* Problem requirements:
Whenever a line in the following entries includes "label", tally it. Report nothing except the final count.

————————

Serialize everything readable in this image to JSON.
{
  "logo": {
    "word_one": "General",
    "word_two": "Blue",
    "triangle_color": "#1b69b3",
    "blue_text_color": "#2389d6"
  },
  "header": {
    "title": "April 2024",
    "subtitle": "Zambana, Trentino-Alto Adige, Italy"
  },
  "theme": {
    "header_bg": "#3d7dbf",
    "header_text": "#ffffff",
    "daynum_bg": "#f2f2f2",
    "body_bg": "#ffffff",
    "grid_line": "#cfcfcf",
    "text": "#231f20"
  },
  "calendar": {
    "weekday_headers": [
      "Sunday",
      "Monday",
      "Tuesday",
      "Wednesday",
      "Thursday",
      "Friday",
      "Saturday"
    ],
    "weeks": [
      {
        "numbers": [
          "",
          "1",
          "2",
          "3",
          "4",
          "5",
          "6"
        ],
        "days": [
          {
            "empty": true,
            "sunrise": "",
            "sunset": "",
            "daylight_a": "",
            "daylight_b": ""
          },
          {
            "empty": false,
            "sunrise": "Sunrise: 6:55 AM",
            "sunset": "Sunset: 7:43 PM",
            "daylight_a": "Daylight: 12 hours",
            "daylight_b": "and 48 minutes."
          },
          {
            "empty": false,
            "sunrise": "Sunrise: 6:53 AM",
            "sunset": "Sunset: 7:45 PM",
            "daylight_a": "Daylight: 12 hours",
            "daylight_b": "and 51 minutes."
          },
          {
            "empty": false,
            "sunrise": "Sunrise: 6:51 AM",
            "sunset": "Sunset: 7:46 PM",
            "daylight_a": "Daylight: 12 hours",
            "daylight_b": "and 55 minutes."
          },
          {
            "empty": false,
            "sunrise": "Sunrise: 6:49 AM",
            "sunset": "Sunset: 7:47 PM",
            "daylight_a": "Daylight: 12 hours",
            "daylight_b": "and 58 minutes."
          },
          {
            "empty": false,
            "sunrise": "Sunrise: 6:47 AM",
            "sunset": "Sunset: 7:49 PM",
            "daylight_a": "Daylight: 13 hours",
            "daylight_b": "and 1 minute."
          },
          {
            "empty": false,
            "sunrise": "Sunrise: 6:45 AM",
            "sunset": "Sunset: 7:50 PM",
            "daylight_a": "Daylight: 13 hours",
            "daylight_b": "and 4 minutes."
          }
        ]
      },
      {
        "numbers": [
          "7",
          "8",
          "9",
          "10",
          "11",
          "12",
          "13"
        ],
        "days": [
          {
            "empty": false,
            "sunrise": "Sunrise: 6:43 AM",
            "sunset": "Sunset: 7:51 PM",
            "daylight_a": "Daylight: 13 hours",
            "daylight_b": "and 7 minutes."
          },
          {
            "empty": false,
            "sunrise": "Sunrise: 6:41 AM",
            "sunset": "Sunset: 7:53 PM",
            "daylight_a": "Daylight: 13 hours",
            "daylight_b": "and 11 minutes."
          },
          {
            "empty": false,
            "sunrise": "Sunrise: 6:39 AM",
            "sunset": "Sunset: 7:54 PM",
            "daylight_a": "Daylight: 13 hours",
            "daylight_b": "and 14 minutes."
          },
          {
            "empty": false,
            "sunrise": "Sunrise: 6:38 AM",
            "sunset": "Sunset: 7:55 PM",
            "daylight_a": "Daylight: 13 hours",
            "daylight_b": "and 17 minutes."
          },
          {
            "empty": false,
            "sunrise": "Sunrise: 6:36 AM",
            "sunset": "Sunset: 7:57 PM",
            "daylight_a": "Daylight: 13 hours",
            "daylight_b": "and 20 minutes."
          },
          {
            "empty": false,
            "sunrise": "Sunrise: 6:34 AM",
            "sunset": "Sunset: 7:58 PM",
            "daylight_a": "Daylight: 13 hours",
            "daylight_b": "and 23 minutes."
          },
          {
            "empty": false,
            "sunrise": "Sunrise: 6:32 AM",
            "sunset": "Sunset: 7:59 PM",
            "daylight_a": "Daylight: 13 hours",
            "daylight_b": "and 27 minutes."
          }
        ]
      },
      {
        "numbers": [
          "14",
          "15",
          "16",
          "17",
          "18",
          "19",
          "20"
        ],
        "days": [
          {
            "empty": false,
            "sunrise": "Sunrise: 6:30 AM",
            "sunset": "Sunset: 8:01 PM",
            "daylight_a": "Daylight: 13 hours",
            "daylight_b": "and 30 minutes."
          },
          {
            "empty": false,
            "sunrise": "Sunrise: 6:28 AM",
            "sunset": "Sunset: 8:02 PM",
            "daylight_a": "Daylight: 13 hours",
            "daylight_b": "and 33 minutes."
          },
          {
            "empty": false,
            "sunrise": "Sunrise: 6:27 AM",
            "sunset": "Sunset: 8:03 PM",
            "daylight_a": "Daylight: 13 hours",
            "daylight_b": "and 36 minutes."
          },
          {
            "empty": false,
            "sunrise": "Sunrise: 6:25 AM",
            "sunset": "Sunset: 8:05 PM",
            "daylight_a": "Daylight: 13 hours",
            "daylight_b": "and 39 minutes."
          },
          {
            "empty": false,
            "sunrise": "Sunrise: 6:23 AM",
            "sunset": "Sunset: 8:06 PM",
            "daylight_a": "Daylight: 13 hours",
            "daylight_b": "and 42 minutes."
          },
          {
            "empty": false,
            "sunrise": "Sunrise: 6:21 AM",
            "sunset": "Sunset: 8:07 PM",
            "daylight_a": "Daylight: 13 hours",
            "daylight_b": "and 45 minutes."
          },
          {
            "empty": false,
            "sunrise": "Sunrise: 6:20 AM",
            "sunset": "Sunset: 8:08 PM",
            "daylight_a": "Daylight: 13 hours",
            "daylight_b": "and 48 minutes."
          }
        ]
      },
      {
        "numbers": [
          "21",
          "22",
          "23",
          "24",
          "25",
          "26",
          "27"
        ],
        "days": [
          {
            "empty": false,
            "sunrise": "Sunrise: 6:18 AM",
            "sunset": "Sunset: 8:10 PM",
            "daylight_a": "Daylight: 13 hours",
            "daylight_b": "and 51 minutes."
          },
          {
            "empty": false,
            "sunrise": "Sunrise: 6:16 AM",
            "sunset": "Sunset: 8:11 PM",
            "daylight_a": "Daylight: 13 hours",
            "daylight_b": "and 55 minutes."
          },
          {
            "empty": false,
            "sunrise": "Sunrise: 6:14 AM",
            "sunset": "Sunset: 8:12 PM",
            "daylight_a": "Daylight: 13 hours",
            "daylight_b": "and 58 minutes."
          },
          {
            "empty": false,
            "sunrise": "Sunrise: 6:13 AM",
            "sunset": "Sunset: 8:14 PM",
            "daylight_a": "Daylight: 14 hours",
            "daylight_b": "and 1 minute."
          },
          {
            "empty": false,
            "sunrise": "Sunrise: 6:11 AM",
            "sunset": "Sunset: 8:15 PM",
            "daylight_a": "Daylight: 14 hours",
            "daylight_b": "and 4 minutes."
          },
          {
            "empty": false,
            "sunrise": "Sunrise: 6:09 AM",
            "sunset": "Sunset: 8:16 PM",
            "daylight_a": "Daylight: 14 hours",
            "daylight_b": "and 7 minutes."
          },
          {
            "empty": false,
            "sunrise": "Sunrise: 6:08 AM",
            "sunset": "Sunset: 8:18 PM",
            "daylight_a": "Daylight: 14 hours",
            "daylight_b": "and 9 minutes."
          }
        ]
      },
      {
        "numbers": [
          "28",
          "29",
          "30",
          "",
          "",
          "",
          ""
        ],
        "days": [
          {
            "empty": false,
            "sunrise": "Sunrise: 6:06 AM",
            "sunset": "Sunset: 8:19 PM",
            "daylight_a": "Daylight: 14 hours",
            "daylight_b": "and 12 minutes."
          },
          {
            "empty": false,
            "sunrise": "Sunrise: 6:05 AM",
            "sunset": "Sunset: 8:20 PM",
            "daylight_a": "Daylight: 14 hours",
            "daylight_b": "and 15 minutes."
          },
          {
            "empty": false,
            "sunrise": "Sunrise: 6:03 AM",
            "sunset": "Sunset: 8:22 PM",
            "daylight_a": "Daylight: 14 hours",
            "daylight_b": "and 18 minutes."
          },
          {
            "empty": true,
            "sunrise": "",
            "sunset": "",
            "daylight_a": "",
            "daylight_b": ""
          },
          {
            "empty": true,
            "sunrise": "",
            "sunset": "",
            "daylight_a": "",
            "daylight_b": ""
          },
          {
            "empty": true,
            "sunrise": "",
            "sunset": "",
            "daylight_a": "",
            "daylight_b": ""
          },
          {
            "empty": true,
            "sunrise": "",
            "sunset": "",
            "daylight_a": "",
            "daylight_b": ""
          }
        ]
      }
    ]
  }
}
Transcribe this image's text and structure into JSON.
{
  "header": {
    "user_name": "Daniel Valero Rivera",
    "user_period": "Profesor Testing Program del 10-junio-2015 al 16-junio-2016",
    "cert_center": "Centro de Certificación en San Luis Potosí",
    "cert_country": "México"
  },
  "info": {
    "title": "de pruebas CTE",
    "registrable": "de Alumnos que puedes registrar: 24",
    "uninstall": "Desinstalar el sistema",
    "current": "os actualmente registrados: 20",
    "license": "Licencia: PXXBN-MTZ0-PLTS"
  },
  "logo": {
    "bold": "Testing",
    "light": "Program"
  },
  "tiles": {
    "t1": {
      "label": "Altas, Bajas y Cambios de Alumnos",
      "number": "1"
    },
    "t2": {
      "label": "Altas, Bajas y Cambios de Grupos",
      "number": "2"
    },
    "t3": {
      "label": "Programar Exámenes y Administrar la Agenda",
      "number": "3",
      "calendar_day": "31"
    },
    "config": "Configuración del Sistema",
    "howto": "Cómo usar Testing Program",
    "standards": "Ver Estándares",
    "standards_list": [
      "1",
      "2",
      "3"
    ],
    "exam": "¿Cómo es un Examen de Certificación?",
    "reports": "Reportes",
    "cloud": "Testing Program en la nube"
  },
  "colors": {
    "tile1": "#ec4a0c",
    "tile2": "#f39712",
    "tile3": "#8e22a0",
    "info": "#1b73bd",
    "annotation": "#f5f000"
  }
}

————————

* Exercise output:
3